When one thinks of celebrated artists, names like Leonardo da Vinci, Vincent van Gogh, and Pablo Picasso often come to mind. However, the world of art is not confined to the realm of the avant-garde and the experimental. In the quaint town of Hoosick, New York, a different kind of artistic genius emerged in the form of Anna Mary Robertson Moses, affectionately known as “Grandma Moses.” Her paintings, characterized by their idyllic rural scenes and nostalgic charm, captured the hearts of millions and continue to do so to this day.

Born in 1860, Grandma Moses discovered her passion for painting later in life. It wasn’t until her late 70s that she embarked on her artistic journey. Living on a farm, she began by painting scenes of her surroundings, depicting the simple pleasures of rural life – horse-drawn carriages, charming farmhouses, and snow-covered landscapes. What set her work apart was not just the subjects she painted, but the unique perspective she brought to them.
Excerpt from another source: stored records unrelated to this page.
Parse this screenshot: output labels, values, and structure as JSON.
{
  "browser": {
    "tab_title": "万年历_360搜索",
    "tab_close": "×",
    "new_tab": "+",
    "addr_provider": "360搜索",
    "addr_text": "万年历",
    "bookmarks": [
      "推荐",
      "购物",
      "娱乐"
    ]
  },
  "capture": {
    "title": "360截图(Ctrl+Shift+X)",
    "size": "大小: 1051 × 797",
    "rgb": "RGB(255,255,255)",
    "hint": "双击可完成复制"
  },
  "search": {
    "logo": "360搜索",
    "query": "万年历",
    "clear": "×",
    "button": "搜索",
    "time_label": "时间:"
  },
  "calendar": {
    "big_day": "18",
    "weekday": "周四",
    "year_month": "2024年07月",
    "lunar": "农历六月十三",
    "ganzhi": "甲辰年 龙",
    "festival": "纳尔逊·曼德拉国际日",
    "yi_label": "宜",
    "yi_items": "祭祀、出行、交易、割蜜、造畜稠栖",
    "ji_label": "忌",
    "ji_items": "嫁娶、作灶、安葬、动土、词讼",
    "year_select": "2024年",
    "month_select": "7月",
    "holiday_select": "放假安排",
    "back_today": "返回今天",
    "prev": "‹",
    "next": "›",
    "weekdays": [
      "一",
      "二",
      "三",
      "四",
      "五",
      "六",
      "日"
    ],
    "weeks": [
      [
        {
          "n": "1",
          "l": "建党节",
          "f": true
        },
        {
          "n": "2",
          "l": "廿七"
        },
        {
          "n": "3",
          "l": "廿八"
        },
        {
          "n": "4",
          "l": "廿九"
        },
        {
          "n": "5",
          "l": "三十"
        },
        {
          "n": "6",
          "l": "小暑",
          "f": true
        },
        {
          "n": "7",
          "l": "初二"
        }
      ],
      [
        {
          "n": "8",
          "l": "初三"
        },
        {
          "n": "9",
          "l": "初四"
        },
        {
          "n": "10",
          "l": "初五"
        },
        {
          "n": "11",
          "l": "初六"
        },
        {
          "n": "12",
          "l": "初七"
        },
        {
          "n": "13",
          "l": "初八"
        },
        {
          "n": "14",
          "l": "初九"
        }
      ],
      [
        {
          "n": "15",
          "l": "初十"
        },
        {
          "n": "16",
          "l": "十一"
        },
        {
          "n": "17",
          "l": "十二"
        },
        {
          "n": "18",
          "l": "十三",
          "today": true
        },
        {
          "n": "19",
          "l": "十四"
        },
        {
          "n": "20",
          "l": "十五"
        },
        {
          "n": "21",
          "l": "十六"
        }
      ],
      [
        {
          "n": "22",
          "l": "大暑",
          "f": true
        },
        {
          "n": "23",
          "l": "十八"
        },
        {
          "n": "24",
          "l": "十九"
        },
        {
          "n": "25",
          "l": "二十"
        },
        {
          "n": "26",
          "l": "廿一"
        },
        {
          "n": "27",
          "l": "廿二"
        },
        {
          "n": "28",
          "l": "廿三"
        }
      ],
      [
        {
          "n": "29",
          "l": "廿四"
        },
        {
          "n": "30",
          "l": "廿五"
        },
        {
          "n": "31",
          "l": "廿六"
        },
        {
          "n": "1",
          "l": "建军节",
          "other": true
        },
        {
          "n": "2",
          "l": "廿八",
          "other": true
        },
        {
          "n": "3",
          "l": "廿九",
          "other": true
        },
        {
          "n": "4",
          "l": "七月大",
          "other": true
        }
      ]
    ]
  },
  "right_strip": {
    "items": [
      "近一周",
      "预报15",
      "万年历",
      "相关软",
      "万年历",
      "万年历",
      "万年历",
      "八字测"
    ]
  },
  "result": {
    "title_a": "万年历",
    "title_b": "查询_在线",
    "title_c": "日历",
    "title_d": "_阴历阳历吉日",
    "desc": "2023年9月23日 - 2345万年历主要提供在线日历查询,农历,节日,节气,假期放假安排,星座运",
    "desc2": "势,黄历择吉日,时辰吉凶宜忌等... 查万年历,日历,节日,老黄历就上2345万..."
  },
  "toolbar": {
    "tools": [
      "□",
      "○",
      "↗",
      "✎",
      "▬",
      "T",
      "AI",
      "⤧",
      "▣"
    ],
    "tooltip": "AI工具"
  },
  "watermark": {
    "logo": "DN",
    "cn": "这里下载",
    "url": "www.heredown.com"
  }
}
Grandma Moses had a knack for turning ordinary scenes into extraordinary narratives. Through her paintings, she wove stories of simpler times, evoking feelings of nostalgia and warmth. Her attention to detail was remarkable, capturing the play of light on the fields, the intricate patterns of the quilts, and the personalities of the characters in her paintings. Her works were not just paintings; they were windows into a bygone era.

One of her most famous pieces, “Sugaring Off,” is a testament to her storytelling prowess. The painting depicts a maple sugaring scene – people gathered around, boiling sap, and enjoying the process. The intricate details of the trees, the steam rising from the boiling pots, and the animated expressions of the people transport the viewer to that very moment. Looking at the painting, one can almost hear the laughter and chatter, making it more than just a static image on canvas.

Grandma Moses’ popularity soared during the 1940s and 1950s. Her works resonated with a world recovering from the tumultuous times of World War II. People sought solace in the nostalgia her paintings evoked, yearning for the simplicity and wholesomeness of the scenes she portrayed. Her art became a source of comfort and a reminder of the enduring beauty of everyday life.

Despite her lack of formal training, Grandma Moses’ artistic ability was undeniable. Her paintings radiated authenticity and a genuine love for her subjects. She often said, “I paint from the top of my head,” highlighting her instinctive and intuitive approach to art. This lack of pretence contributed to the universal appeal of her work.

Grandma Moses’ legacy extends far beyond her paintings. Her success story is an inspiration to late bloomers and aspiring artists everywhere. Her journey reminds us that it’s never too late to discover and nurture one’s creative talents. Her dedication to her craft challenges the notion that art is the sole domain of the young and formally educated.

In 1960, Grandma Moses passed away at the age of 101, leaving behind a rich legacy of over 1,500 paintings. Her artwork continues to be celebrated in galleries and museums around the world. The charm of her rural scenes and the stories they tell remain as captivating as ever. In an ever-changing world, Grandma Moses’ paintings serve as a timeless reminder of the beauty that can be found in life’s simple moments.